Moshe Mizrahi, Israeli Director of 3 Foreign-Language Oscar Nominees, Dies at 86

Courtesy of Everett Collection
Moshe Mizrahi

His 'Madame Rosa,' starring Simone Signoret and representing France, took home the trophy in 1977.

Israeli filmmaker Moshe Mizrahi, who co-wrote and directed three Oscar-nominated foreign-language dramas in the 1970s, including the winning Madame Rosa, starring Simone Signoret, has died. He was 86.

Mizrahi died Friday at Sourasky Medical Center in Tel Aviv, Israel, a hospital spokesperson said. He had been admitted with severe pneumonia.

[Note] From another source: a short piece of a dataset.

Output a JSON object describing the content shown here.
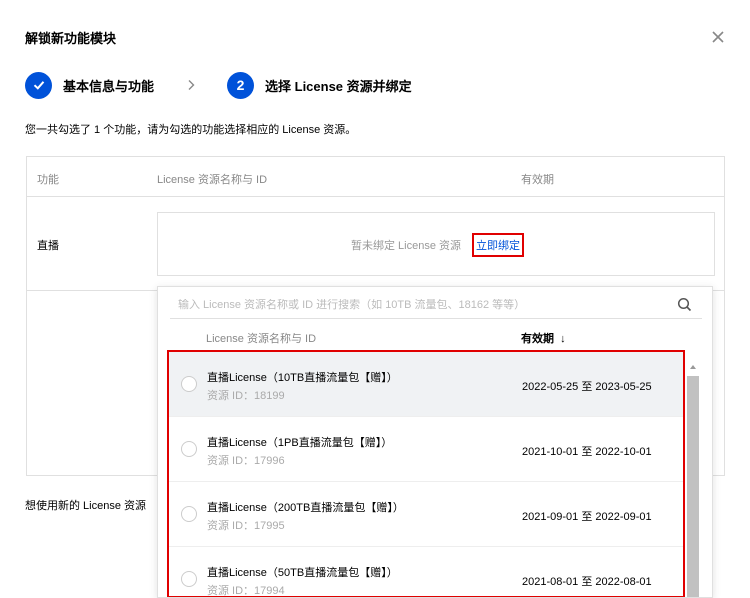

Mizrahi also was behind the Oscar nominees I Love You Rosa (1972) and The House on Chelouche Street (1973). Madame Rosa (1977), representing France, triumphed over his homeland's nominee, Operation Thunderbolt, from writer-director Menahem Golan.

Based on French author Romain Gary's The Life Before UsMadame Rosa stars Signoret as an elderly Jewish woman who survived Auschwitz and worked as a prostitute before running a Paris boarding home for the children of hookers and befriending a young Muslim Algerian boy.

The film's awards campaign seemed to gain momentum from the Egypt-Israel peace talks being presided over by U.S. President Jimmy Carter.

Born in 1931 in Alexandria, Egypt, Mizrahi immigrated to Mandatory Palestine at age 14 — two years before the state of Israel was proclaimed — with his widowed mother and brother. Educated in a kibbutz, he immersed himself in a new culture and way of living.

Mizrahi moved to France in the 1950s and began a career as a film critic and translator while also working as a youth leader within the local branch of the Jewish Agency.

An autodidact filmmaker, he worked for the French TV production company TeleFrance in several roles, gaining cinematic expertise along the way, and he made his full-length feature directorial debut in 1970 with Les stances a Sophie (Sophie's Ways). 

That year, he also premiered the Israel-French co-production The Customer of the Off Season at the Berlin Film Festival; it went on to receive a Golden Globe nomination for foreign-language film.

I Love You Rosa starred ingenue Michal Bat-Adam, who went on to become not only his muse and star of future films but his wife. (The couple's only child, Daniel, was born in 1980.) She survives him.

Mizrahi produced Bat-Adam's directorial debut, Moments de la vie d'une femme (1979), which saw her rise to prominence as an acclaimed filmmaker in Israel as well.

His 1974 comedy-drama Daughters, Daughters played in competition at the Cannes Film Festival.

In the 1980s, Mizrahi released seven films, including 1983's Young Once (Une jeunesse), adapted from French novelist Patrick Modiano's book, and Every Time We Say Goodbye, his American film debut. The latter stars Tom Hanks as an American pilot recovering in Jerusalem from a leg injury incurred during World War II.

The TriStar release, filmed in Israel in 1986, was considered the highest-budget movie in Holy Land history at $3.7 million, but it was a dud at the box office.

Mizrahi's final feature was A Weekend in the Galilee (2007), which he directed and co-wrote with his wife. He also lectured at Tel Aviv University until his retirement.